* **Task details**: Please write out all of the records below exactly as they appear.

Items from a dataset:
>>>
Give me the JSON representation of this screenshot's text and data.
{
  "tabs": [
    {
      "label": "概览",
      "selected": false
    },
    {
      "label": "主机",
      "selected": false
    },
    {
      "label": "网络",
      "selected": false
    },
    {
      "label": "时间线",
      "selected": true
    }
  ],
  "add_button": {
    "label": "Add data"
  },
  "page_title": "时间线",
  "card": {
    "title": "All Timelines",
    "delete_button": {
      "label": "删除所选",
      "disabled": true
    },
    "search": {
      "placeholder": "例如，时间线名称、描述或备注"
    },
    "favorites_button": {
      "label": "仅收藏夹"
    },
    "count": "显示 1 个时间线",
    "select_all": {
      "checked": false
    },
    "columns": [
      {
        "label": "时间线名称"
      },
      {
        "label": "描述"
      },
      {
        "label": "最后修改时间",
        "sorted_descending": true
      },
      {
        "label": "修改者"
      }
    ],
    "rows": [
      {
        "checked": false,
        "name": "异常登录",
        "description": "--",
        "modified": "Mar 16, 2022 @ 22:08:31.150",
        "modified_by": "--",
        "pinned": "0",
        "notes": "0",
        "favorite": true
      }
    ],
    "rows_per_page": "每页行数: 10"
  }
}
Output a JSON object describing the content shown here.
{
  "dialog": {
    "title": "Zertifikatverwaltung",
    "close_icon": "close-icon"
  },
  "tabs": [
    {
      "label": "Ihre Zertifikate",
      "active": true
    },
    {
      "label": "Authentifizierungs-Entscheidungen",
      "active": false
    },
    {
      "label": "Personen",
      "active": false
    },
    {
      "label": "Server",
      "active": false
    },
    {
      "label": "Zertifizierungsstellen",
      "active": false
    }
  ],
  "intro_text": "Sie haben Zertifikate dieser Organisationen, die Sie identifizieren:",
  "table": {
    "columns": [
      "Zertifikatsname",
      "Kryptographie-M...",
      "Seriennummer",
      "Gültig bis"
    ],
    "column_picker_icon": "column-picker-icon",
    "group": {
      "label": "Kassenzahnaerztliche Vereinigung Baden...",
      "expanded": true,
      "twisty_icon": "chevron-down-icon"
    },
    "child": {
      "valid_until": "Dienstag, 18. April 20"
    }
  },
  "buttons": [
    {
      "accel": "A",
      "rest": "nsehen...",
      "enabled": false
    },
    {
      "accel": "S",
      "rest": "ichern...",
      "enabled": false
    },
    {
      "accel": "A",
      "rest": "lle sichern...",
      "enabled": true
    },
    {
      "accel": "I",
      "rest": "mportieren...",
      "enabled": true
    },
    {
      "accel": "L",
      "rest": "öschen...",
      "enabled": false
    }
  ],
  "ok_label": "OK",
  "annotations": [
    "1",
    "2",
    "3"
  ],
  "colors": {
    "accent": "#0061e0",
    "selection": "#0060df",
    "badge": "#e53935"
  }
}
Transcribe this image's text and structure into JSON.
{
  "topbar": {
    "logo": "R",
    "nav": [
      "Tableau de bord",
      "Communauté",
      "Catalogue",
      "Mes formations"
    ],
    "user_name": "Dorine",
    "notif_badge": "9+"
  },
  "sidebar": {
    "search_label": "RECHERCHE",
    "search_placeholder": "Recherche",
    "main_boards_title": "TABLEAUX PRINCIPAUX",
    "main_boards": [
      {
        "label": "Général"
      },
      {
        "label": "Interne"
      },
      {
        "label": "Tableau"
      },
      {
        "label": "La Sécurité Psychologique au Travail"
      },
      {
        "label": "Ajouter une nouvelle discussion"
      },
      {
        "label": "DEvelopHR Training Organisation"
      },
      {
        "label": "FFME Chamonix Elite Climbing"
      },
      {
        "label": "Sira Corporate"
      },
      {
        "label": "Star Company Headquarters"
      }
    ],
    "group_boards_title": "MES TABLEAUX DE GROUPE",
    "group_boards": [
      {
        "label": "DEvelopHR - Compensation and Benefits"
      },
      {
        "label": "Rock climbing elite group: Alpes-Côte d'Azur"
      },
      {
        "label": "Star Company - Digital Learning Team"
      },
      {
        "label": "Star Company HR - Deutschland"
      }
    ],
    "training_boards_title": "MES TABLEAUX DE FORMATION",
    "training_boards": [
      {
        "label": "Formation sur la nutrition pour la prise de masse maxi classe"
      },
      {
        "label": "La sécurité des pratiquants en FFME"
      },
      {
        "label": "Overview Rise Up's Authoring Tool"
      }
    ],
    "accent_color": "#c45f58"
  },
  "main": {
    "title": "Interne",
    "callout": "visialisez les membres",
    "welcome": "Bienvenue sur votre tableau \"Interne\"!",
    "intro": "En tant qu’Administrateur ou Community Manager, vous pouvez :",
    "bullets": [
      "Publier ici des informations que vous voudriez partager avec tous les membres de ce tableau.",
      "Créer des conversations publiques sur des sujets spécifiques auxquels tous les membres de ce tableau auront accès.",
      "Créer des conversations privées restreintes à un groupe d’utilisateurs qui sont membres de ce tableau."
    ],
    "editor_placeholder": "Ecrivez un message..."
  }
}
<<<
* **Solution to the problem**:
Give me the JSON representation of this screenshot's text and data.
{
  "tabs": [
    {
      "label": "概览",
      "selected": false
    },
    {
      "label": "主机",
      "selected": false
    },
    {
      "label": "网络",
      "selected": false
    },
    {
      "label": "时间线",
      "selected": true
    }
  ],
  "add_button": {
    "label": "Add data"
  },
  "page_title": "时间线",
  "card": {
    "title": "All Timelines",
    "delete_button": {
      "label": "删除所选",
      "disabled": true
    },
    "search": {
      "placeholder": "例如，时间线名称、描述或备注"
    },
    "favorites_button": {
      "label": "仅收藏夹"
    },
    "count": "显示 1 个时间线",
    "select_all": {
      "checked": false
    },
    "columns": [
      {
        "label": "时间线名称"
      },
      {
        "label": "描述"
      },
      {
        "label": "最后修改时间",
        "sorted_descending": true
      },
      {
        "label": "修改者"
      }
    ],
    "rows": [
      {
        "checked": false,
        "name": "异常登录",
        "description": "--",
        "modified": "Mar 16, 2022 @ 22:08:31.150",
        "modified_by": "--",
        "pinned": "0",
        "notes": "0",
        "favorite": true
      }
    ],
    "rows_per_page": "每页行数: 10"
  }
}
Output a JSON object describing the content shown here.
{
  "dialog": {
    "title": "Zertifikatverwaltung",
    "close_icon": "close-icon"
  },
  "tabs": [
    {
      "label": "Ihre Zertifikate",
      "active": true
    },
    {
      "label": "Authentifizierungs-Entscheidungen",
      "active": false
    },
    {
      "label": "Personen",
      "active": false
    },
    {
      "label": "Server",
      "active": false
    },
    {
      "label": "Zertifizierungsstellen",
      "active": false
    }
  ],
  "intro_text": "Sie haben Zertifikate dieser Organisationen, die Sie identifizieren:",
  "table": {
    "columns": [
      "Zertifikatsname",
      "Kryptographie-M...",
      "Seriennummer",
      "Gültig bis"
    ],
    "column_picker_icon": "column-picker-icon",
    "group": {
      "label": "Kassenzahnaerztliche Vereinigung Baden...",
      "expanded": true,
      "twisty_icon": "chevron-down-icon"
    },
    "child": {
      "valid_until": "Dienstag, 18. April 20"
    }
  },
  "buttons": [
    {
      "accel": "A",
      "rest": "nsehen...",
      "enabled": false
    },
    {
      "accel": "S",
      "rest": "ichern...",
      "enabled": false
    },
    {
      "accel": "A",
      "rest": "lle sichern...",
      "enabled": true
    },
    {
      "accel": "I",
      "rest": "mportieren...",
      "enabled": true
    },
    {
      "accel": "L",
      "rest": "öschen...",
      "enabled": false
    }
  ],
  "ok_label": "OK",
  "annotations": [
    "1",
    "2",
    "3"
  ],
  "colors": {
    "accent": "#0061e0",
    "selection": "#0060df",
    "badge": "#e53935"
  }
}
Transcribe this image's text and structure into JSON.
{
  "topbar": {
    "logo": "R",
    "nav": [
      "Tableau de bord",
      "Communauté",
      "Catalogue",
      "Mes formations"
    ],
    "user_name": "Dorine",
    "notif_badge": "9+"
  },
  "sidebar": {
    "search_label": "RECHERCHE",
    "search_placeholder": "Recherche",
    "main_boards_title": "TABLEAUX PRINCIPAUX",
    "main_boards": [
      {
        "label": "Général"
      },
      {
        "label": "Interne"
      },
      {
        "label": "Tableau"
      },
      {
        "label": "La Sécurité Psychologique au Travail"
      },
      {
        "label": "Ajouter une nouvelle discussion"
      },
      {
        "label": "DEvelopHR Training Organisation"
      },
      {
        "label": "FFME Chamonix Elite Climbing"
      },
      {
        "label": "Sira Corporate"
      },
      {
        "label": "Star Company Headquarters"
      }
    ],
    "group_boards_title": "MES TABLEAUX DE GROUPE",
    "group_boards": [
      {
        "label": "DEvelopHR - Compensation and Benefits"
      },
      {
        "label": "Rock climbing elite group: Alpes-Côte d'Azur"
      },
      {
        "label": "Star Company - Digital Learning Team"
      },
      {
        "label": "Star Company HR - Deutschland"
      }
    ],
    "training_boards_title": "MES TABLEAUX DE FORMATION",
    "training_boards": [
      {
        "label": "Formation sur la nutrition pour la prise de masse maxi classe"
      },
      {
        "label": "La sécurité des pratiquants en FFME"
      },
      {
        "label": "Overview Rise Up's Authoring Tool"
      }
    ],
    "accent_color": "#c45f58"
  },
  "main": {
    "title": "Interne",
    "callout": "visialisez les membres",
    "welcome": "Bienvenue sur votre tableau \"Interne\"!",
    "intro": "En tant qu’Administrateur ou Community Manager, vous pouvez :",
    "bullets": [
      "Publier ici des informations que vous voudriez partager avec tous les membres de ce tableau.",
      "Créer des conversations publiques sur des sujets spécifiques auxquels tous les membres de ce tableau auront accès.",
      "Créer des conversations privées restreintes à un groupe d’utilisateurs qui sont membres de ce tableau."
    ],
    "editor_placeholder": "Ecrivez un message..."
  }
}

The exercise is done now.